If we want to be strict about the _actual_ achieved exposure and the 18% gray story (which is basically useless, but interesting from a technical point of view), white balance should be entered into the equation.
However I always considered the discussion about the 18% and the actual exposure quite useless for several reasons:
- Camera exposure settings are not fine tuned, they are rounded to 1/3EV (this means an average error of at least 1/12EV=0.08EV, and max error of at least 1/6EV=0.17EV).
- Any RAW development and/or processing will involve tonal shifts (any level adjustment means a tonal shift), that can both corrrect or ruin the 18% criteria. In fact most RAW developers like ACR calculate the initial settings to obtain a pleasant image, not using any 18% criteria.
- The precise point from saturation at which each digital camera locates a light metered area is irrelevant. Cameras with a large gap from metering to sat can be used with +EC to compensate for this.
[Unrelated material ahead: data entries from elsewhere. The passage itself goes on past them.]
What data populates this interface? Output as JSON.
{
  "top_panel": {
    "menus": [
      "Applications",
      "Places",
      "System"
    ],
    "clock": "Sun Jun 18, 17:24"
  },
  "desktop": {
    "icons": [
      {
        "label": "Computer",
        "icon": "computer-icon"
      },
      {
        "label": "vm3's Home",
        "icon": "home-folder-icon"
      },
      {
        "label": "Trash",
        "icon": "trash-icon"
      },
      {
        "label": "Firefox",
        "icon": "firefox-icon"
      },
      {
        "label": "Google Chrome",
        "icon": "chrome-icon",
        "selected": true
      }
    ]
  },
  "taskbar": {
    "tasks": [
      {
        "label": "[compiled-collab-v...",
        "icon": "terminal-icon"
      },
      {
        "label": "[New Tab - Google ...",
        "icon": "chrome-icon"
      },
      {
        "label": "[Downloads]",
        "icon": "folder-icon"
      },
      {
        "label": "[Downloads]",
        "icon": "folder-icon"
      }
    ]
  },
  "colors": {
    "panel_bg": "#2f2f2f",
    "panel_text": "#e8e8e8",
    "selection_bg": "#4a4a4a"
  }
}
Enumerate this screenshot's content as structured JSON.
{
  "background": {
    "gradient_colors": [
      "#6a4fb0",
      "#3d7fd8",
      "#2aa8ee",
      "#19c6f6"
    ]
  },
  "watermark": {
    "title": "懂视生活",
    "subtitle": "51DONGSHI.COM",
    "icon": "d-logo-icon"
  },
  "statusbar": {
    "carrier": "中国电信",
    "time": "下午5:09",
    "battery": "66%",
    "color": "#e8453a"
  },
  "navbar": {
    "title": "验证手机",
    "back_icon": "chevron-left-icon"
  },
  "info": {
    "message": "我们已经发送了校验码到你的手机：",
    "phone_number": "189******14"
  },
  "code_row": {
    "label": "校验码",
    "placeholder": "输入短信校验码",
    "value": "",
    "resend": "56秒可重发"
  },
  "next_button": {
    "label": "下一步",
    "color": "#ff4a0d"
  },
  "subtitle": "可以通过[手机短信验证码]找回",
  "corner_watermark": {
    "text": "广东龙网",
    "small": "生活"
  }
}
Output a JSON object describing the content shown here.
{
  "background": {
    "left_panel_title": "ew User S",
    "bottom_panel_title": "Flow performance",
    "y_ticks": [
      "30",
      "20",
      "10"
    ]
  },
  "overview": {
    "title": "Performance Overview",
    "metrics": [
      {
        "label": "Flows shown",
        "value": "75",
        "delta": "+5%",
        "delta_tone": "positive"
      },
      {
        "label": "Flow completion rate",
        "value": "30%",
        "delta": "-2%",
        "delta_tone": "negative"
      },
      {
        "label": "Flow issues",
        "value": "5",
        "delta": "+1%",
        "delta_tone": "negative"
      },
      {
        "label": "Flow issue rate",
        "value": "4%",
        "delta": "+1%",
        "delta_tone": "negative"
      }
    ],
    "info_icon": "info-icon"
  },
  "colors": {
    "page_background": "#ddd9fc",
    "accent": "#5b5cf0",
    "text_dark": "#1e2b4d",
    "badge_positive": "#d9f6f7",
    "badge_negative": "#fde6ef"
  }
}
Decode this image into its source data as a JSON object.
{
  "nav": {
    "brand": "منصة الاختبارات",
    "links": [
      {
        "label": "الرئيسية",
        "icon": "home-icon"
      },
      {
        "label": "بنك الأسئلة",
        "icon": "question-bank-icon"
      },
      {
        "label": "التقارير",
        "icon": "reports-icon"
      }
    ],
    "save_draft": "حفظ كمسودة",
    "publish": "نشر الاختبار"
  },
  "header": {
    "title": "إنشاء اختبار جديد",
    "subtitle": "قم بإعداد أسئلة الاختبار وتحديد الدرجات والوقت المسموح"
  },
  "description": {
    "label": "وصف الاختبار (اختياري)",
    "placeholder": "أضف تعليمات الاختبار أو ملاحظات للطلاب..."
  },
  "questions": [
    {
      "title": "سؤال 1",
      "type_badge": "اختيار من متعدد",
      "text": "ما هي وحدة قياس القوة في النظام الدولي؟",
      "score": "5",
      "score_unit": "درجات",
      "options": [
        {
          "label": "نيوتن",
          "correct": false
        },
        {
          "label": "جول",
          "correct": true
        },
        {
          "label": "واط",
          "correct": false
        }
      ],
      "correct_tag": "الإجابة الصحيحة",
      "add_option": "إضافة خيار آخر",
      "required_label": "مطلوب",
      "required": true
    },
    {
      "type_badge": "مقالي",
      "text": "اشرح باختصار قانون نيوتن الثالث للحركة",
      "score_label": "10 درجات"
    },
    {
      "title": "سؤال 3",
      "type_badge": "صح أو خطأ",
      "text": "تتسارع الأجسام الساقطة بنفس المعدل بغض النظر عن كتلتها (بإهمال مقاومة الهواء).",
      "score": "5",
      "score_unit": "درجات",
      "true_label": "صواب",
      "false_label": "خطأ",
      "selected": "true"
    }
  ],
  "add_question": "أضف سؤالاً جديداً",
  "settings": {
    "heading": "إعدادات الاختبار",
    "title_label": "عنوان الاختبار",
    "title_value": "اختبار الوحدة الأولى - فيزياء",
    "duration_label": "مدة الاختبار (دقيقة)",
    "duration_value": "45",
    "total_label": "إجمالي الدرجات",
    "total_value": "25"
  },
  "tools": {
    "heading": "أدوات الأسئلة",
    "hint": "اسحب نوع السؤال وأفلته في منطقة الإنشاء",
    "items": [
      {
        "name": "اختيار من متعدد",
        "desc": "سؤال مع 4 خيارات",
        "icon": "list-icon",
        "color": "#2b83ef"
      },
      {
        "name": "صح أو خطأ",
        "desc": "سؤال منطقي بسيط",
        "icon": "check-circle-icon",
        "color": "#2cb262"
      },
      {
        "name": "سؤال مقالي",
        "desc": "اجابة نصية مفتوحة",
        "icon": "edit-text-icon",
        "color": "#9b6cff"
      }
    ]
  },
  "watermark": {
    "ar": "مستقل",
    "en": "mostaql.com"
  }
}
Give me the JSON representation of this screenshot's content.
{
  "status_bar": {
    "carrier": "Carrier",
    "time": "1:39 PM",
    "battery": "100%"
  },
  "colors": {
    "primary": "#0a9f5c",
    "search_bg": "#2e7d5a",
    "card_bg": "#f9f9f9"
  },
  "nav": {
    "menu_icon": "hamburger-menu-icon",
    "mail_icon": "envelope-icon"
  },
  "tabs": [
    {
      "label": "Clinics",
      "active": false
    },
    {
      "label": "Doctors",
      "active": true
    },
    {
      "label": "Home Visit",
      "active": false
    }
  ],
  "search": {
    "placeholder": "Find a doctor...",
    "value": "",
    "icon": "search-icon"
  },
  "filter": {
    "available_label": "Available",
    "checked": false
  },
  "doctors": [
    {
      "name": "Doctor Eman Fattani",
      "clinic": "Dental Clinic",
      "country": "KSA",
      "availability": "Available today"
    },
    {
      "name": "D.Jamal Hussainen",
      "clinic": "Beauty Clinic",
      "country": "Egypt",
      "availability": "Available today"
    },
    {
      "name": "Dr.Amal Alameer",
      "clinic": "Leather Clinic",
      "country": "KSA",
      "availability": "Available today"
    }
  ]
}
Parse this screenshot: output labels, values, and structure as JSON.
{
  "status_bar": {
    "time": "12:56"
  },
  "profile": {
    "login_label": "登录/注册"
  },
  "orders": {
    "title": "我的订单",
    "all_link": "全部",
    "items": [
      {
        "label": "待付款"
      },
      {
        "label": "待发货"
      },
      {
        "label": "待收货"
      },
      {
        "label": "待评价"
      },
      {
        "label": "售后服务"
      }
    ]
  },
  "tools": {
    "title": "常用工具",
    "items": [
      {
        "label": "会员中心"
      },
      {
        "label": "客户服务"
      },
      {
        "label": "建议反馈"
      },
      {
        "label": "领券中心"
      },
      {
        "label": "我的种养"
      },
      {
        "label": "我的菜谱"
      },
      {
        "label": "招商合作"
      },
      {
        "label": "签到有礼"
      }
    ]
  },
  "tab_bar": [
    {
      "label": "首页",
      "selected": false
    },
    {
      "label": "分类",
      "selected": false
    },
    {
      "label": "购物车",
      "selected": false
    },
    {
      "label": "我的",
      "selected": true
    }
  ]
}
Cameras with a reduced highlight headroom from metering to sat can be used with a systematic -EC compensation.
At least for RAW shooters
, the only important thing to know is how your camera behaves: i.e. how many EV it allows from metering to sat, and act accordingly depending on your needs and situation.
These are the RAW log2 histograms from shots made over a tungsten uniformly lighted surface, according to camera metering for 350D and 5D:
Both cameras in their 3 RAW channels produce a RAW level well below (more than 1EV) the expected [18% -> -2.5EV
] or the [128 in a gamma 2.2 encoding -> -2.2EV
], so even after a positive white balance it won't reach the expected middle gray (128) in a 2.2 gamma encoding. But it's unimportant.